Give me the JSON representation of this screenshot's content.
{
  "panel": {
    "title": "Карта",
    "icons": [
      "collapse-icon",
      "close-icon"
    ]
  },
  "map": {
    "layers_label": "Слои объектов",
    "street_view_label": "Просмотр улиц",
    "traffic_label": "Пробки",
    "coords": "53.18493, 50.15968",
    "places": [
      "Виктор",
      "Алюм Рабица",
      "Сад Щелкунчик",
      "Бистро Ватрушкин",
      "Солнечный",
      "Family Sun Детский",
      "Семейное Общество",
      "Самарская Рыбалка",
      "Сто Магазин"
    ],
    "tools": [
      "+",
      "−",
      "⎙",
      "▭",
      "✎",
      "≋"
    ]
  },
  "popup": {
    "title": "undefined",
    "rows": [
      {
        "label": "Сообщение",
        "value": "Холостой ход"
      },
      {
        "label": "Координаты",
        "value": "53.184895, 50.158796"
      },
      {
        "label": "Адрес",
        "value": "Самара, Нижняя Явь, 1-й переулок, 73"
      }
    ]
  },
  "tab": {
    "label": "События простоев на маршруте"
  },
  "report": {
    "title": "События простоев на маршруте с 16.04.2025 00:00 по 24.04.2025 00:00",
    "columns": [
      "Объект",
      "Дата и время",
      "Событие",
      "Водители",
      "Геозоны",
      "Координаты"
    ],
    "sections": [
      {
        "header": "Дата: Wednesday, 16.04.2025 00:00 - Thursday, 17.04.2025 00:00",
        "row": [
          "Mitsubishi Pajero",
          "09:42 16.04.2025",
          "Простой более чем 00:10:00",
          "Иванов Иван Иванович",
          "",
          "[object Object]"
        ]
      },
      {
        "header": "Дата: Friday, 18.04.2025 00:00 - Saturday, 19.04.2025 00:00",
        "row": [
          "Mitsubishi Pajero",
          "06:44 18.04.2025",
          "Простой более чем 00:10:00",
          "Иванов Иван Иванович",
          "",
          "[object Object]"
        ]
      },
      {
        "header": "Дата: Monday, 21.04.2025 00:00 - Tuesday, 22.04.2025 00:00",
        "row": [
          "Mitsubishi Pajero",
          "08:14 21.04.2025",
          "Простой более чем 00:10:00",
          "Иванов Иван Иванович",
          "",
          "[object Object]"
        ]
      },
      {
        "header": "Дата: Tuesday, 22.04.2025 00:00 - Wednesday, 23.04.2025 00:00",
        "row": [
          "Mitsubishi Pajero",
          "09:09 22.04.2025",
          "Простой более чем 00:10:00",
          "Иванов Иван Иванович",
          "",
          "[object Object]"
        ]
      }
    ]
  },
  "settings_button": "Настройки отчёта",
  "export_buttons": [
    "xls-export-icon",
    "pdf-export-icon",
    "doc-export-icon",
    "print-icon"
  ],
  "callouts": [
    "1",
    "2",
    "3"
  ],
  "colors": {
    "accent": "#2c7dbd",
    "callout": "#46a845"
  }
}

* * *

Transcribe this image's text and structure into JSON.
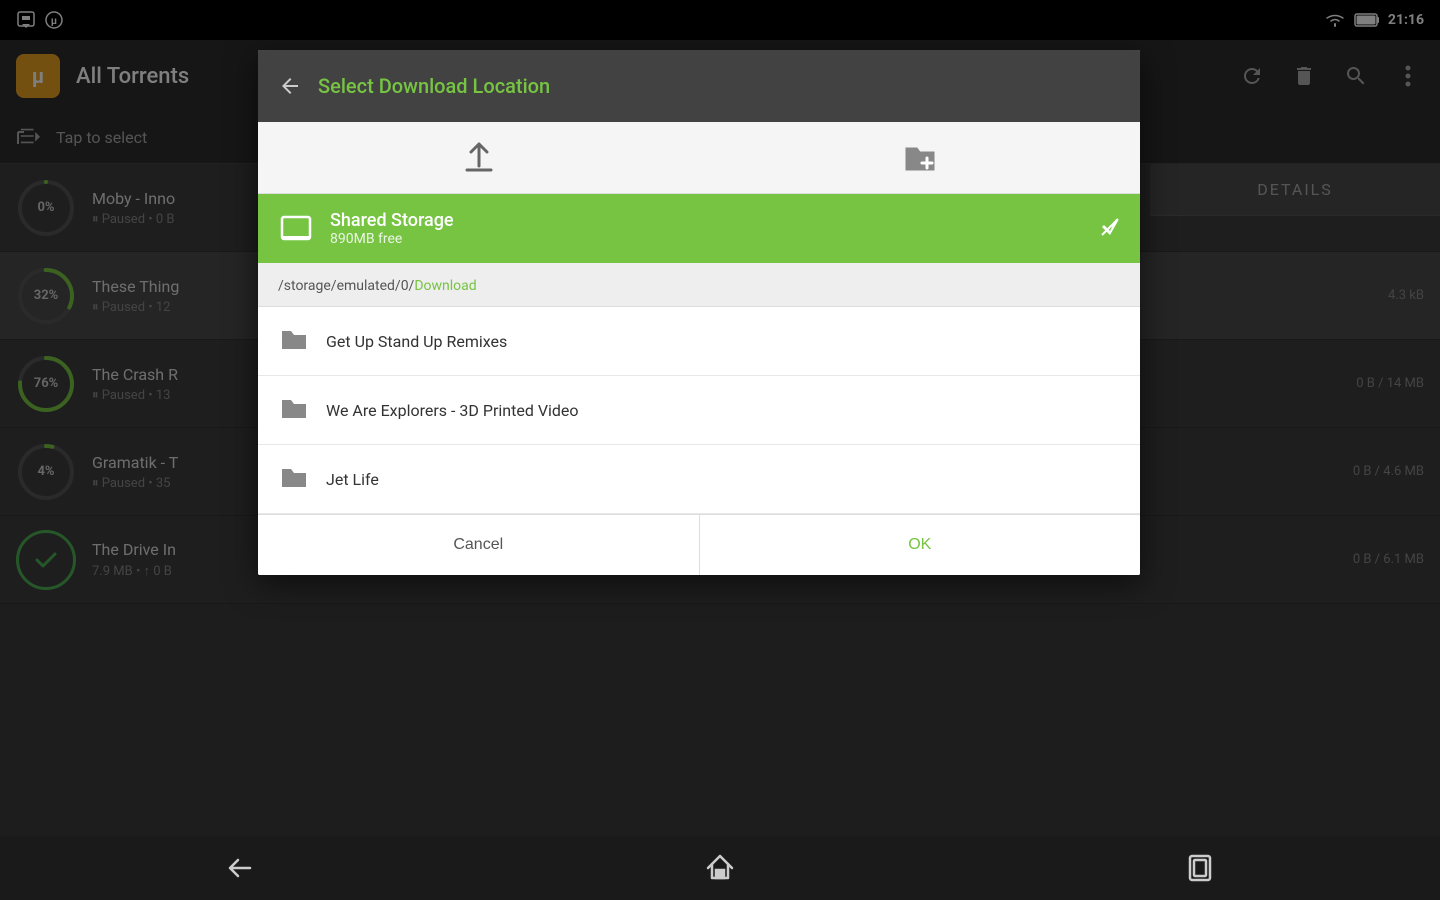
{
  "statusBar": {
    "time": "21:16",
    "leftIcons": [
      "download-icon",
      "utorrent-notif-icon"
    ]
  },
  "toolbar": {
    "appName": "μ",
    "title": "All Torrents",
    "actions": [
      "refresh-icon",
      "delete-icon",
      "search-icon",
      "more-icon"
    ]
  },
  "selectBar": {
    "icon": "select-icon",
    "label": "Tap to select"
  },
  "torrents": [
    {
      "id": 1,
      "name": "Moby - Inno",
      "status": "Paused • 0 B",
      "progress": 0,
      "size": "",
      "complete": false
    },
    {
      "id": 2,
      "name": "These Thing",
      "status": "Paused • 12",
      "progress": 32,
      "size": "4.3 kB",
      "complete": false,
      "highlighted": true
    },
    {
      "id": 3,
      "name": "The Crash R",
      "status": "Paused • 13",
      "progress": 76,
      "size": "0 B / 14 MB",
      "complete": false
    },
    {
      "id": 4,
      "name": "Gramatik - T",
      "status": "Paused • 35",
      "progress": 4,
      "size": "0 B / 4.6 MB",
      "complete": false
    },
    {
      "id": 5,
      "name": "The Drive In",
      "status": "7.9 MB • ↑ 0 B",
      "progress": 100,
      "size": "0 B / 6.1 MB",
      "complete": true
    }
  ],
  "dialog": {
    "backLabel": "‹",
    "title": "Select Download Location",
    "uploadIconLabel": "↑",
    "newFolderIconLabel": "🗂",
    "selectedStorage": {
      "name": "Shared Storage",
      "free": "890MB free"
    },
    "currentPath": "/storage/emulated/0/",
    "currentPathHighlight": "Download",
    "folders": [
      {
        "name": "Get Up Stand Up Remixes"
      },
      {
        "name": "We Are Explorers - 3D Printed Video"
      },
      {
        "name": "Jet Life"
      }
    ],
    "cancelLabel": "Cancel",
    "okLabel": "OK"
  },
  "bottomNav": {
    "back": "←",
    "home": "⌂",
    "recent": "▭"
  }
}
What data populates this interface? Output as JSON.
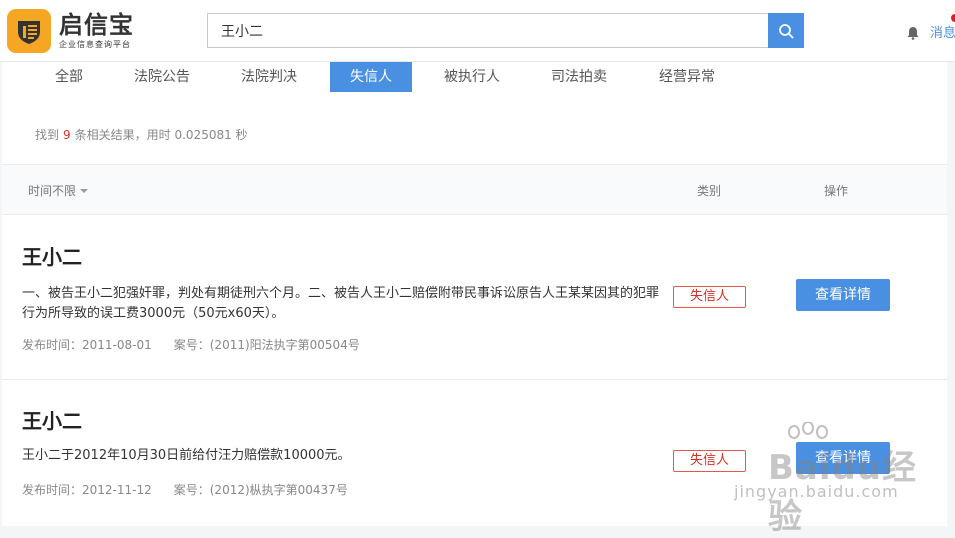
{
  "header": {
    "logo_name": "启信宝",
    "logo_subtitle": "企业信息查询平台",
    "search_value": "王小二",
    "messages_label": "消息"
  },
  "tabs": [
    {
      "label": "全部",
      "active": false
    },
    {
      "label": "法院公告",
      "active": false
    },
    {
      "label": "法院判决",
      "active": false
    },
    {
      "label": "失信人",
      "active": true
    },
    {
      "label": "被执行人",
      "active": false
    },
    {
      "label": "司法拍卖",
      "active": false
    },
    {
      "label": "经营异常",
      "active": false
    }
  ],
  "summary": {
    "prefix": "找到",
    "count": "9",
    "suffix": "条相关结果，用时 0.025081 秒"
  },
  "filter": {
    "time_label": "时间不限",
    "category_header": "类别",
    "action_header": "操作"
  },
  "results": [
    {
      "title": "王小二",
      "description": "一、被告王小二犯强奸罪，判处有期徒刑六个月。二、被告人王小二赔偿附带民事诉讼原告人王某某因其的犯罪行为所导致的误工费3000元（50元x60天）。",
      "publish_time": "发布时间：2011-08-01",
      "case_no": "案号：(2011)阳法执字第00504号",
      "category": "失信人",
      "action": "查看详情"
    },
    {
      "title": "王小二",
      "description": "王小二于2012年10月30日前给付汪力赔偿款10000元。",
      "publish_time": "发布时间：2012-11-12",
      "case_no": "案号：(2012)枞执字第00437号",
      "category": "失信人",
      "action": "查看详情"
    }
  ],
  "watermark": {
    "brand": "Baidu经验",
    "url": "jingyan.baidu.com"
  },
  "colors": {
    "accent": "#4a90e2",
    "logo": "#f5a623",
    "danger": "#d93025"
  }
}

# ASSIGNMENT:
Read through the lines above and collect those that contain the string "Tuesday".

# EXERCISE RESULT:
        "header": "Дата: Monday, 21.04.2025 00:00 - Tuesday, 22.04.2025 00:00",
        "header": "Дата: Tuesday, 22.04.2025 00:00 - Wednesday, 23.04.2025 00:00",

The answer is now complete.